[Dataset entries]
■ ■ ■ ■ ■

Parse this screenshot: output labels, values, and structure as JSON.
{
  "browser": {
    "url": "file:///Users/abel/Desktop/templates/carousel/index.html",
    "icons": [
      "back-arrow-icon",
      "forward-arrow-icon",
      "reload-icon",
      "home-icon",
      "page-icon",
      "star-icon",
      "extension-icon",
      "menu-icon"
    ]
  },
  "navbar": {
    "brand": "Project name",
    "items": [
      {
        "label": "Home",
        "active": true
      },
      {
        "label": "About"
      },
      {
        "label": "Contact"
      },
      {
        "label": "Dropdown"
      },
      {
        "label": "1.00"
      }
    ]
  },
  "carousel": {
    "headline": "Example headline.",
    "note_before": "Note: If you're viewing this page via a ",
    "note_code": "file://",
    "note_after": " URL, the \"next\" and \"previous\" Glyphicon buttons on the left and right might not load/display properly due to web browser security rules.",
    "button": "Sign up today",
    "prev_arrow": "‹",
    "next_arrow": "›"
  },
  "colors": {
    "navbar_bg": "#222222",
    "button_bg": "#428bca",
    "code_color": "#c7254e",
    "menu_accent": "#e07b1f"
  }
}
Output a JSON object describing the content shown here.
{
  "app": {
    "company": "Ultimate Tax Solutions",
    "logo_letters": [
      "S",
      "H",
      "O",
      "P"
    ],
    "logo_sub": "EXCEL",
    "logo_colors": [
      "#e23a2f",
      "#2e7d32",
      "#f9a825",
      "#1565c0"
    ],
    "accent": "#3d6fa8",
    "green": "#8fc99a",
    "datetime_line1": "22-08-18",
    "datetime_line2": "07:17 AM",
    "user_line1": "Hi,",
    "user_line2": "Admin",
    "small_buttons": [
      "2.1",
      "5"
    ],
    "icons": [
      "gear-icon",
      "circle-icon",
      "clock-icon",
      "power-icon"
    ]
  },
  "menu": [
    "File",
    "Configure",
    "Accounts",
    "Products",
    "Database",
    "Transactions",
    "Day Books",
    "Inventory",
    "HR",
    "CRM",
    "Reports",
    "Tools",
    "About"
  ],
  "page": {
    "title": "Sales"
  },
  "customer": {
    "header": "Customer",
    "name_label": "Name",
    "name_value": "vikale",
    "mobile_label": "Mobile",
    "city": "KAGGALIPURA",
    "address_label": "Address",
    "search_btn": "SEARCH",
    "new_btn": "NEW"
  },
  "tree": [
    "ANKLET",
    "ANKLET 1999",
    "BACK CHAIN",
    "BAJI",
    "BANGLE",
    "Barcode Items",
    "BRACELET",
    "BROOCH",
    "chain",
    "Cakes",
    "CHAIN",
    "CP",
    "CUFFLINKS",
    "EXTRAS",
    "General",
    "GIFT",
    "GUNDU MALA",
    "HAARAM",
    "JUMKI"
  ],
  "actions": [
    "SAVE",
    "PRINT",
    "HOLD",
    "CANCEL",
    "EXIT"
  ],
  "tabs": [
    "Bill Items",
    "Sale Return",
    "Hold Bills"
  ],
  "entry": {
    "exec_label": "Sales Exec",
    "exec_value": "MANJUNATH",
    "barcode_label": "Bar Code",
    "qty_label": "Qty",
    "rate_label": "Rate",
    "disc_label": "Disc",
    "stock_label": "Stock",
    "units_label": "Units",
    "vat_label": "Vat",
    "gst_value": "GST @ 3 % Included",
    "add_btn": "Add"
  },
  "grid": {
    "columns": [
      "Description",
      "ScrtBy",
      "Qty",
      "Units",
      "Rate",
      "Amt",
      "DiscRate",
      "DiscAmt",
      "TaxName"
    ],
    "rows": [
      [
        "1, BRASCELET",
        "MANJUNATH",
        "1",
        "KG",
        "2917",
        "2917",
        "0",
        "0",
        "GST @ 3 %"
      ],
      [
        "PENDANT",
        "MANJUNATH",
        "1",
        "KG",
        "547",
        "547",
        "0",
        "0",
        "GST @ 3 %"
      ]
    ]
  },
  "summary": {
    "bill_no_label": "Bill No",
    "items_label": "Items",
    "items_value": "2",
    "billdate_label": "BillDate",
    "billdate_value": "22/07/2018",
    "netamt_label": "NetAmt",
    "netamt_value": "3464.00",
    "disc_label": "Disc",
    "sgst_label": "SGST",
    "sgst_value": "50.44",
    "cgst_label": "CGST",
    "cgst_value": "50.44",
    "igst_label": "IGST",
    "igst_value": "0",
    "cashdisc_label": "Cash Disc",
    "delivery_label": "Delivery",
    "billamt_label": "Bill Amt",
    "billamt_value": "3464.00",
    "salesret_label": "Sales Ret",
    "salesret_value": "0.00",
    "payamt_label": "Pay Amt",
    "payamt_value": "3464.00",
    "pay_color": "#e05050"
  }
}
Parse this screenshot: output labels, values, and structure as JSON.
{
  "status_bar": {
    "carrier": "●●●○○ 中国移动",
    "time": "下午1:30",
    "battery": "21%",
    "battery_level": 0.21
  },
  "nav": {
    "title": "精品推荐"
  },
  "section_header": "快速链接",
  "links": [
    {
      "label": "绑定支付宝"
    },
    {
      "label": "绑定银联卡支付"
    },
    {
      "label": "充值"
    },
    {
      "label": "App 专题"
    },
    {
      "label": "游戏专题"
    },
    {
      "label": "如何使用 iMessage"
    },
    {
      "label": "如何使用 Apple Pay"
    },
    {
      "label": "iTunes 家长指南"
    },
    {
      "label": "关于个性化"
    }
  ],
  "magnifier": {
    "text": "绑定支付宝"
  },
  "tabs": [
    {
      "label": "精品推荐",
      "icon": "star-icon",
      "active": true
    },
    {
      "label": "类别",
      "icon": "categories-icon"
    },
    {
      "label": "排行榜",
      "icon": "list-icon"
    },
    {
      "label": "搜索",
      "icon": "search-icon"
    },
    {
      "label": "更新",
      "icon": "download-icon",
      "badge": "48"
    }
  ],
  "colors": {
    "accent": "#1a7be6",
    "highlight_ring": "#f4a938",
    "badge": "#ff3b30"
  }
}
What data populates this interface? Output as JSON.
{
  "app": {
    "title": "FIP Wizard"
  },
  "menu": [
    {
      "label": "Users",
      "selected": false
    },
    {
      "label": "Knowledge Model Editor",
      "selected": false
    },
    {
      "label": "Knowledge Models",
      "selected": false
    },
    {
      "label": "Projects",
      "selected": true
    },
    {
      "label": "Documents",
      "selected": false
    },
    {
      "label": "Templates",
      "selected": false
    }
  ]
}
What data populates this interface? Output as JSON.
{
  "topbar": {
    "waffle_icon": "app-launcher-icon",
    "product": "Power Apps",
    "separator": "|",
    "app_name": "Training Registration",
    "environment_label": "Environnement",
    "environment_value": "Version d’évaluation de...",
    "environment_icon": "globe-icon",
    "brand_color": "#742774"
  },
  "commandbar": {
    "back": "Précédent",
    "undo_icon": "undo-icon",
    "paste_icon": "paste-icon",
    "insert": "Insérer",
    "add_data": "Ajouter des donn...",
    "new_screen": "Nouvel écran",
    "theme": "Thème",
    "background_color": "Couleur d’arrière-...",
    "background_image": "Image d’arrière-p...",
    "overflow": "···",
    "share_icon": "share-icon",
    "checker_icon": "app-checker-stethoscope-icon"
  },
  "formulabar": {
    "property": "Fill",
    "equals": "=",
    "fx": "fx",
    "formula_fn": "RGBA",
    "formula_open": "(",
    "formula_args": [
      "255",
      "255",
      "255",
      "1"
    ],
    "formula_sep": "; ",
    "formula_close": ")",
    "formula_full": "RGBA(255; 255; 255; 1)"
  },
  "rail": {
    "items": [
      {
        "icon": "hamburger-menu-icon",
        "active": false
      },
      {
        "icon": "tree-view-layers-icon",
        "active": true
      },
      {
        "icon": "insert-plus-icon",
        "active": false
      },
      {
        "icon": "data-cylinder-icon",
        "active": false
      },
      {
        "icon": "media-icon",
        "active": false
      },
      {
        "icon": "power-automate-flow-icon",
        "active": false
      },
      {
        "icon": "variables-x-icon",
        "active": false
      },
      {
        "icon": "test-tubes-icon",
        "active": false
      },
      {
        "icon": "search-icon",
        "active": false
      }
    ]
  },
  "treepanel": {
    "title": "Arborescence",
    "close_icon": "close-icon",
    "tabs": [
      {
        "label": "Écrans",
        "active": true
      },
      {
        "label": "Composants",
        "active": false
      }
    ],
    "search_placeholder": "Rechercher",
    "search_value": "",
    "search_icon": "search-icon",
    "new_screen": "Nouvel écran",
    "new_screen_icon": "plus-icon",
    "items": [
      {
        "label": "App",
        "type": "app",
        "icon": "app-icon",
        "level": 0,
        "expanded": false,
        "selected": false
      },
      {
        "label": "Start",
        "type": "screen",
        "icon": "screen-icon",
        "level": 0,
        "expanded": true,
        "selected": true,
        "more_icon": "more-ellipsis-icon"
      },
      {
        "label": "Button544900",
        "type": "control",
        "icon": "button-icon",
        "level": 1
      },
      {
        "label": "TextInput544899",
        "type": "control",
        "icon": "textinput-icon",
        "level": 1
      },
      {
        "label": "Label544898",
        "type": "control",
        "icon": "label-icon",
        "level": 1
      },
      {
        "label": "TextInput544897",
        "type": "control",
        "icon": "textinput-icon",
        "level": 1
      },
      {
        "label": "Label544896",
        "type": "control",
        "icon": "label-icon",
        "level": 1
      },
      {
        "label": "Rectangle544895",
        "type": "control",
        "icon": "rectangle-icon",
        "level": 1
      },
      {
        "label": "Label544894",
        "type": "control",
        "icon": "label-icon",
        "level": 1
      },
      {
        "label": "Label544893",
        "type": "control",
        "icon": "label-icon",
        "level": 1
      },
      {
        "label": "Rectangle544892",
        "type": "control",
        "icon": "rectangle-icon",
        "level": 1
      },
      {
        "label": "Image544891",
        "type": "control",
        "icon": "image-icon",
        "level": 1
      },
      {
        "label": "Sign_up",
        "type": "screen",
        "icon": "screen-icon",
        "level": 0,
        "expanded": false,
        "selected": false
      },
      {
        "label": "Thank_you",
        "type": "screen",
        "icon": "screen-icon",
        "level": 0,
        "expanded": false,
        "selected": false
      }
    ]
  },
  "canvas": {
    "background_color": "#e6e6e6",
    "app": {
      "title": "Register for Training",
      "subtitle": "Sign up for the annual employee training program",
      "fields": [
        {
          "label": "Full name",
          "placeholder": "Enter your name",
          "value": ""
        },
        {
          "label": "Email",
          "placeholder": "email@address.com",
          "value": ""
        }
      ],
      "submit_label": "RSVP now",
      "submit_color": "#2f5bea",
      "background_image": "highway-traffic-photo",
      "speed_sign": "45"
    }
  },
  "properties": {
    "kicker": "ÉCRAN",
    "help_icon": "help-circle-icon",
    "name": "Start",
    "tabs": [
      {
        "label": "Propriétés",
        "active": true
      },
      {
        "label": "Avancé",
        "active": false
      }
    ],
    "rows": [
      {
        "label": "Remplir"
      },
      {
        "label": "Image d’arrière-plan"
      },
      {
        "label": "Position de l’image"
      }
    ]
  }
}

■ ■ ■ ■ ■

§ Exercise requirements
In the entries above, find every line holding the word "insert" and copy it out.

§ Result of the task
    "insert": "Insérer",
        "icon": "insert-plus-icon",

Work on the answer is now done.